OAKLAND, CA – Once dubbed West Coast’s Harlem because of its vibrant blues music scene, Seventh Street in West Oakland was where the greatest names in the blues performed in the 1940s through the 1980s.
In honor of that rich history, the Bay Area Blues Society and city dignitaries on Friday unveiled a Walk of Fame that commemorates the blues, gospel and jazz artists who graced long shuttered clubs such as Esther’s Orbit Room and Slim Jenkins Supper Club.
“The Music They Played on 7th Street Oakland” Walk of Fame lines the Seventh Street sidewalk in front of the West Oakland BART station and features 88 plaques of honorees, including Aretha Franklin, Ike and Tina Turner, the Pointer Sisters, B.B. King, John Lee Hooker and Ray Charles. Funding has already been secured for another 120 plaques that will be installed at Seventh and Wood streets, the site of the former Slim Jenkins Supper Club.
“West Oakland was the gateway for so many people who came from the South seeking a better opportunity,” West Oakland City Councilwoman Lynette Gibson McElhaney said at the unveiling Friday.
“Seventh Street used to be a thriving business district, a commercial district, a place where African-Americans had so much pride,” she said. “So when things started shifting, Esther’s was the last little piece of something for so long.”
Esther Brown died in 2010 at age 90 and is one of 25-30 honorees who died over the 25 years it took to get the Walk of Fame to fruition, said Bay Area Blues Society Executive Director Ronnie Stewart, who spearheaded the project.
“She was a major, major reason we created this project.

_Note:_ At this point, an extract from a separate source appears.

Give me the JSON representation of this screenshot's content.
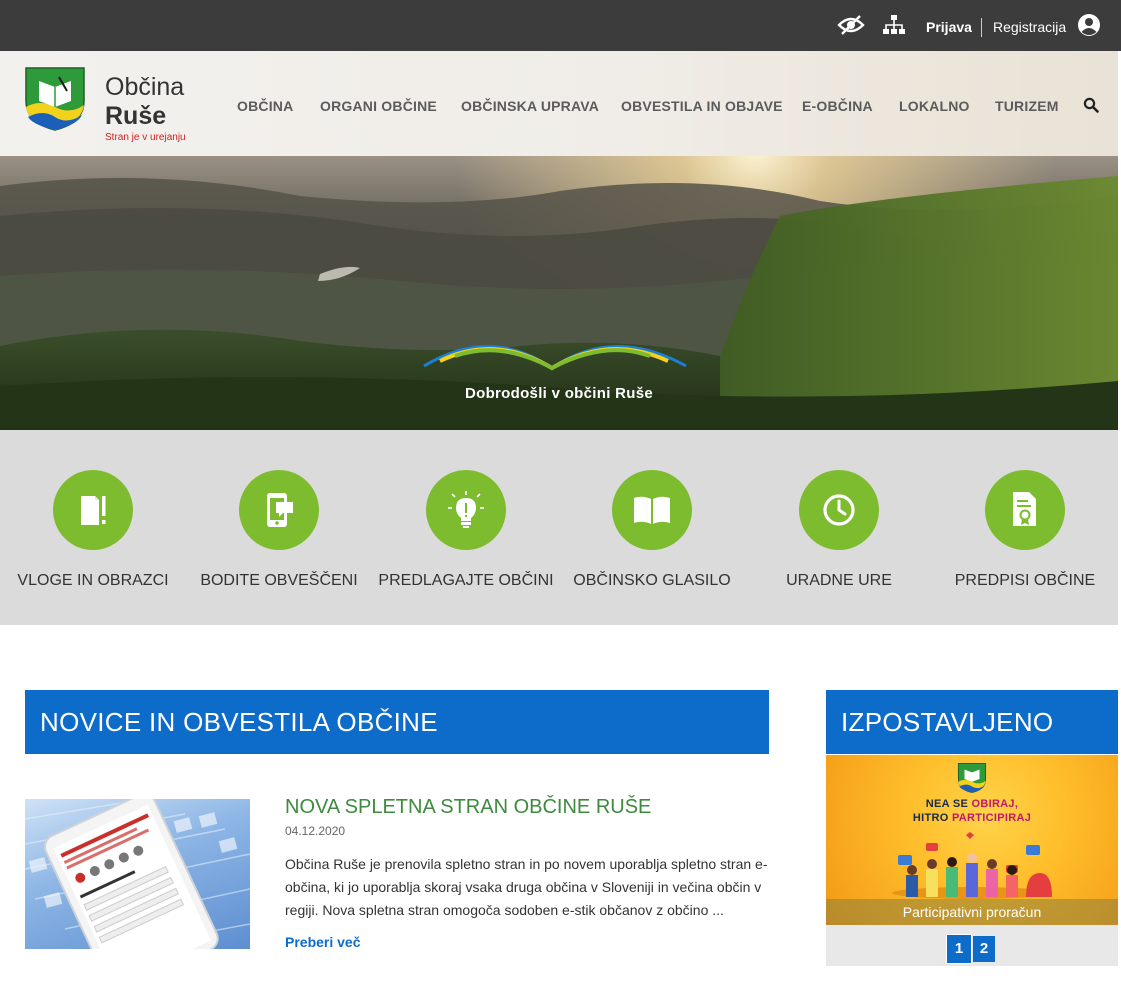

She played a key role in the development of Seventh Street,” Stewart said. “I think it kept her living the last two to three years of her life.”
Stewart, who had prostate cancer last year, said, “Sometimes I never thought I’d be standing there to look at it in the ground. It’s unbelievable, absolutely, unequivocally unbelievable.”
The Bay Area Blues Society is now writing grant applications and trying to generate support for a West Coast Blues Hall of Fame center that would feature performance space, room for classes, a library and a recording studio.
“Hopefully, these plaques will encourage people to get behind the project,” said Charles Blatcher III, director of the National Minority Military Museum Foundation.
“West Oakland was the home of the blues,” Blatcher said. “This was the Harlem of the West Coast. There is so much to be preserved, there is so much to be proud of.
“And there is so much more that we could do to raise the level of visibility for the city of Oakland in the national community by celebrating our past, celebrating our present, celebrating our diversity, celebrating our past, celebrating our present, celebrating our diversity, celebrating our honors,” Blatcher said.